“With everything that has been happening around the world with COVID and the impact it has been having on mental health, relationships (with ourselves and others), I have come to realize that now, more than ever, it is so important for us to really take a good look at our core values and needs and figure out who we are, as well as who and what we want to keep in our lives, and what we need to be doing more of to make our lives richer and more meaningful for ourselves and the people in our lives.”Kat Grudko
Phoblographer: Would you describe yourself as a photographer who acts and creates more on feeling or on centered-guided energy? Reading what you’ve said, I can see it going both ways.
Kat Grudko: When I first read this question I wanted to say “creates more on feeling”. But I think that you are right. It is a combination of both. I think I feel like it’s a feeling, but that “feeling” involves being a person that is now more centered and aware of the universe’s energy and how it helps and guides me on a daily basis. Reading this now it sounds so woo-woo (and this view could entirely be Cape Town doing her thing on me, as she tends to do to people who move here) but the more I delve into this side of things the more I realize I am affected by the planets, moon, and universe. I mean, we are all ultimately made up of stardust, how could we not be affected by and guided by the energy of the universe. The trick is recognizing it and using it to its full potential to make your life and others’ lives better in the process.
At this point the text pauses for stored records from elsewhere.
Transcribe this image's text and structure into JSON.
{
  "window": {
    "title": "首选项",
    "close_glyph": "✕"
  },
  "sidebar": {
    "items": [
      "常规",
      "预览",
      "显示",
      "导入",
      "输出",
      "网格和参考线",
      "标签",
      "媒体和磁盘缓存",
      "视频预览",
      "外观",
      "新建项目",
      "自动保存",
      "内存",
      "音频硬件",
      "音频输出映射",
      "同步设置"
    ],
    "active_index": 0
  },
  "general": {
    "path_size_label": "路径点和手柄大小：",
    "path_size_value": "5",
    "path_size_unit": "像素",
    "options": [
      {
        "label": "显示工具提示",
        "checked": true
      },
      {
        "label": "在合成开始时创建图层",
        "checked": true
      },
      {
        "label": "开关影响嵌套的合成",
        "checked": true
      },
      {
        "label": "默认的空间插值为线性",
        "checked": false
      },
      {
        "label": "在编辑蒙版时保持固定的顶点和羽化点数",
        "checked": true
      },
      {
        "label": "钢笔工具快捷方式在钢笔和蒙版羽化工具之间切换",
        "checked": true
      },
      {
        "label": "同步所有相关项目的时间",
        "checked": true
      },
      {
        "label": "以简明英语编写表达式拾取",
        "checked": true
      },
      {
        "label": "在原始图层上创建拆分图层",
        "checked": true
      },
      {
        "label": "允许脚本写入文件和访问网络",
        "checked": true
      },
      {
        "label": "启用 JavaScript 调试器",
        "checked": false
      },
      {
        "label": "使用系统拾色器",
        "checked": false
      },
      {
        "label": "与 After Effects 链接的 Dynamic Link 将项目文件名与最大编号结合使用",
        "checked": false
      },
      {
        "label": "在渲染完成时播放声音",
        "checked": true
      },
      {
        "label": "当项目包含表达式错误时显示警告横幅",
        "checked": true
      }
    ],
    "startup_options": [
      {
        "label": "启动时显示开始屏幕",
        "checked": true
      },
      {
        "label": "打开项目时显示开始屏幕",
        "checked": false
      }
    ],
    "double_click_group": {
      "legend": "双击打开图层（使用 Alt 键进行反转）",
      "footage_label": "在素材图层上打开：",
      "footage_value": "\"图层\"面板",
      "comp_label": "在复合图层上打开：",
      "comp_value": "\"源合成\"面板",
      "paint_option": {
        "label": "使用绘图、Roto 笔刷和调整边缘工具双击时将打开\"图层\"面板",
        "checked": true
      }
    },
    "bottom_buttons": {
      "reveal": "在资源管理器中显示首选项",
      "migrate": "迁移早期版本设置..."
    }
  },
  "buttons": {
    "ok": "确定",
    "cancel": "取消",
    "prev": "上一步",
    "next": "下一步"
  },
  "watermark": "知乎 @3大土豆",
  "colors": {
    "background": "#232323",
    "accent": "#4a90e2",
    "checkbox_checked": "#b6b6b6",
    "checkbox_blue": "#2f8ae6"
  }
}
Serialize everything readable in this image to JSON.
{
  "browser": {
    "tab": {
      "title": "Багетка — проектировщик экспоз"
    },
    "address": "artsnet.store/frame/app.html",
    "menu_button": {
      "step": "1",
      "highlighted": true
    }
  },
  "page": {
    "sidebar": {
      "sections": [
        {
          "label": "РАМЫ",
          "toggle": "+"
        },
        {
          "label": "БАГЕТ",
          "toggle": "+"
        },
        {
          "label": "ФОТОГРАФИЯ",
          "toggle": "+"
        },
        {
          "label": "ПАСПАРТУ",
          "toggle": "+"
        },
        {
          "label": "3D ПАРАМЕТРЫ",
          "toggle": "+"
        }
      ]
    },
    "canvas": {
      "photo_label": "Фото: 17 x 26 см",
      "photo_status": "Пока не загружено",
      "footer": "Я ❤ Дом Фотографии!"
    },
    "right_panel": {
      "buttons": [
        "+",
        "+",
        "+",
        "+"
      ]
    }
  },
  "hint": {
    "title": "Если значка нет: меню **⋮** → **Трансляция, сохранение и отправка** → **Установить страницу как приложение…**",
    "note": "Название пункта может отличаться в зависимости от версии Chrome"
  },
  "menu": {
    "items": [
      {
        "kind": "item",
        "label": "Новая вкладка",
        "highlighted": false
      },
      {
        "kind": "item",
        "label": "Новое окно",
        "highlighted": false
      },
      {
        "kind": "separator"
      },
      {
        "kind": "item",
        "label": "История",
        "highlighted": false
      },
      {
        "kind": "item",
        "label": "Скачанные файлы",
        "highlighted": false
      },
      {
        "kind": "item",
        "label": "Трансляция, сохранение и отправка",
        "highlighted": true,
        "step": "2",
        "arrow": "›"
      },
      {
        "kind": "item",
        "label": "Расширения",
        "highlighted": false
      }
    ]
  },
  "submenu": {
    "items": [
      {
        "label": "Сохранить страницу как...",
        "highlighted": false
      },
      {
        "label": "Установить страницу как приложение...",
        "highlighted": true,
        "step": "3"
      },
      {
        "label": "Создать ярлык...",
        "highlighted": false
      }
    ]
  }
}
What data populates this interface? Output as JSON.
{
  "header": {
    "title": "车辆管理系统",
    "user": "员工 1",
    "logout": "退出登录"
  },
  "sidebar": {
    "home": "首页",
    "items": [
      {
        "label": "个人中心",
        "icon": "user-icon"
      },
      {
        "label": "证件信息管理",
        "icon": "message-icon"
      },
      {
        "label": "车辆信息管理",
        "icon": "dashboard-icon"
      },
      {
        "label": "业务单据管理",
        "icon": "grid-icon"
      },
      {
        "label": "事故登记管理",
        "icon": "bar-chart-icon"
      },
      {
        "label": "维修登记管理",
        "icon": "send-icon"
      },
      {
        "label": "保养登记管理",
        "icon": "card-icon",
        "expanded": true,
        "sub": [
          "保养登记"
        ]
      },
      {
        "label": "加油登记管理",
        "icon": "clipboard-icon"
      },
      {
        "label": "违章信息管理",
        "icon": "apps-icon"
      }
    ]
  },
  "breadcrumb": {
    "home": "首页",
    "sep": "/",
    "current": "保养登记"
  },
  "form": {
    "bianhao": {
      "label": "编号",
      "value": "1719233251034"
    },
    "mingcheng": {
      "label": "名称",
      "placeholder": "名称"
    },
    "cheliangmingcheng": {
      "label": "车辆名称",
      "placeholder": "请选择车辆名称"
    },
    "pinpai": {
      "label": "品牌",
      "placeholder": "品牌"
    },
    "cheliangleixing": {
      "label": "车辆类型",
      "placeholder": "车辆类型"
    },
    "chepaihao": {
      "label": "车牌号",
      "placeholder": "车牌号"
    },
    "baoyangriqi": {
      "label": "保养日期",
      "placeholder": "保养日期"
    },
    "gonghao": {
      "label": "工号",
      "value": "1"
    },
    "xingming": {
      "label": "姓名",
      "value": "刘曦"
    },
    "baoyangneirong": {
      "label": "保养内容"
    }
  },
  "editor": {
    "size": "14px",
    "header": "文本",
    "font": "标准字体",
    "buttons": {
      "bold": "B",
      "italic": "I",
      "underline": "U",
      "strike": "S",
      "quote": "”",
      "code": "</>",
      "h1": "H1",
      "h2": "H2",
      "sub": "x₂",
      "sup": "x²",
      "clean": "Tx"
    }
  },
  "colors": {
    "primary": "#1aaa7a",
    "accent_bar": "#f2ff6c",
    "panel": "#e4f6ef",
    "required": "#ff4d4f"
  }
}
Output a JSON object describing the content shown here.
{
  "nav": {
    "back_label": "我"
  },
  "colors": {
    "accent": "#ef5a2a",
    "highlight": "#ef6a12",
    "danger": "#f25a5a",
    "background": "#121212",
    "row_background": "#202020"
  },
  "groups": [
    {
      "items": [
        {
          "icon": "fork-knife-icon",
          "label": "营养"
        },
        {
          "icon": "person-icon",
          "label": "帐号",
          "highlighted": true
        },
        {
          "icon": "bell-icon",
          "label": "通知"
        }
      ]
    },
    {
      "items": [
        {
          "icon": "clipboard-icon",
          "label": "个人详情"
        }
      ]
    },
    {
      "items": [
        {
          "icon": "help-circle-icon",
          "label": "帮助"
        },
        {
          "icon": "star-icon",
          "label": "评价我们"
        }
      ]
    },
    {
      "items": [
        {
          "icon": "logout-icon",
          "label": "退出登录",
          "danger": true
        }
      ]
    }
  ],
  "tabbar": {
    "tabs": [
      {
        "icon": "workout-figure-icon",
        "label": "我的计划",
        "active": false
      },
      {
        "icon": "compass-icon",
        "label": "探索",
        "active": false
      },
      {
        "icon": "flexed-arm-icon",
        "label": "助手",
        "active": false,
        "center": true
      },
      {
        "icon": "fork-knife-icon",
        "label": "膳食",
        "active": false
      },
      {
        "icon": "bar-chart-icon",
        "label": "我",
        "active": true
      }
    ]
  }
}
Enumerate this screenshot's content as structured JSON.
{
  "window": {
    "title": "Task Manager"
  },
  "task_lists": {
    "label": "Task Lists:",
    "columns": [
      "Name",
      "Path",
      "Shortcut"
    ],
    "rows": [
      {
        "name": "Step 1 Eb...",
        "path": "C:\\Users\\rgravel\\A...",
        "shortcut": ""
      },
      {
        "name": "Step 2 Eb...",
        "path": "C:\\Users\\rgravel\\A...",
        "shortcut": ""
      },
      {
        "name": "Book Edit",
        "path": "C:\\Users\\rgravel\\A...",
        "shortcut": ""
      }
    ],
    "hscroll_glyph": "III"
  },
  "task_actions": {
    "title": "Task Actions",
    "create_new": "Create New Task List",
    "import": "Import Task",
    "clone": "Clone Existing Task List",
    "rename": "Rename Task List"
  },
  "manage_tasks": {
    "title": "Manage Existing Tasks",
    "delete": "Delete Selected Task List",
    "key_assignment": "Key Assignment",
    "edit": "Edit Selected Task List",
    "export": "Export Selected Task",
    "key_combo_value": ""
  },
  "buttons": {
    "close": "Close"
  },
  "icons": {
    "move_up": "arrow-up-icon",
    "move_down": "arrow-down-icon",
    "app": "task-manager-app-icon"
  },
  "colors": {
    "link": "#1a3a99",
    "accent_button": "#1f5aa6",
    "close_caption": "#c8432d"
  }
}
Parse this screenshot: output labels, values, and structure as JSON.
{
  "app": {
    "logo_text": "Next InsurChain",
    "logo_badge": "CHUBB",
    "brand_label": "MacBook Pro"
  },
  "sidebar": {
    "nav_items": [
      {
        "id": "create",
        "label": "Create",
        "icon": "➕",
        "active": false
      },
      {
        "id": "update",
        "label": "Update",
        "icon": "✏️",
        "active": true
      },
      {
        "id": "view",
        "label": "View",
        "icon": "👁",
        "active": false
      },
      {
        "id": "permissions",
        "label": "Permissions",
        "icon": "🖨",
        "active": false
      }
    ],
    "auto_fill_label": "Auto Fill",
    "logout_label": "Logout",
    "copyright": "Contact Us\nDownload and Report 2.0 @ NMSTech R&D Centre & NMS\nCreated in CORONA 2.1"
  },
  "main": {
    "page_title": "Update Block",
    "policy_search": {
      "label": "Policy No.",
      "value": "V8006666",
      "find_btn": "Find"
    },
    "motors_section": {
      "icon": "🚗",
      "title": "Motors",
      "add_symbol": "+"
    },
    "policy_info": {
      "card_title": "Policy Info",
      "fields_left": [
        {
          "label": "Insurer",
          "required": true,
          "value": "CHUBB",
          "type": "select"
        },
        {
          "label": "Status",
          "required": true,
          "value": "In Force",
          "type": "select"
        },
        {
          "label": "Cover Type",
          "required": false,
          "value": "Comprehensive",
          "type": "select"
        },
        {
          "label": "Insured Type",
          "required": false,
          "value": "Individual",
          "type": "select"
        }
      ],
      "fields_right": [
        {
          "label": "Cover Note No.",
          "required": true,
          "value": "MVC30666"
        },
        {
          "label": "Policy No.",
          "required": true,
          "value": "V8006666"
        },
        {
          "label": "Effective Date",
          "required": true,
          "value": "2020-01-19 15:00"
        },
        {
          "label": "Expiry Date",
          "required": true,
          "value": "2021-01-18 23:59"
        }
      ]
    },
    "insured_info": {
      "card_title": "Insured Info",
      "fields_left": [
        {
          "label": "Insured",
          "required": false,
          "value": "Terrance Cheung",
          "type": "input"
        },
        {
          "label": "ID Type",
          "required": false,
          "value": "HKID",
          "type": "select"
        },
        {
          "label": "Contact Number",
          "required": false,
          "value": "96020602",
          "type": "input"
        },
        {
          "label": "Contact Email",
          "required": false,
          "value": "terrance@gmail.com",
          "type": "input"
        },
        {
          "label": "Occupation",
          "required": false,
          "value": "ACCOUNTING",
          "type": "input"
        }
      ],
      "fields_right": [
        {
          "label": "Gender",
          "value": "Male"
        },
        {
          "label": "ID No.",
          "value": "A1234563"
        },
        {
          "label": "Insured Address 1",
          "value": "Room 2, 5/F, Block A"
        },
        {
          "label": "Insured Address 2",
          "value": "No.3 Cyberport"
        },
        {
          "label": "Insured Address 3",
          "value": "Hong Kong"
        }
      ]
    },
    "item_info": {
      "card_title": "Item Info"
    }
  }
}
Phoblographer: On boudoir shoots, do you feel like you’re often more of a conductor of an orchestra (a small one) or a jazz collaborator in part of a jam session? Why?
Kat Grudko: Wow. This is an unexpected question. I had to give this some thought. I think I have to go with a conductor of a small orchestra. I feel like it is this big thing (in terms of how vulnerable the subject needs to be), but at the same time while I am shooting I am so zoned into every little detail of my subject that nothing else outside of that matters. It is just them and me in a room or on location making magic in a hyper-focused way.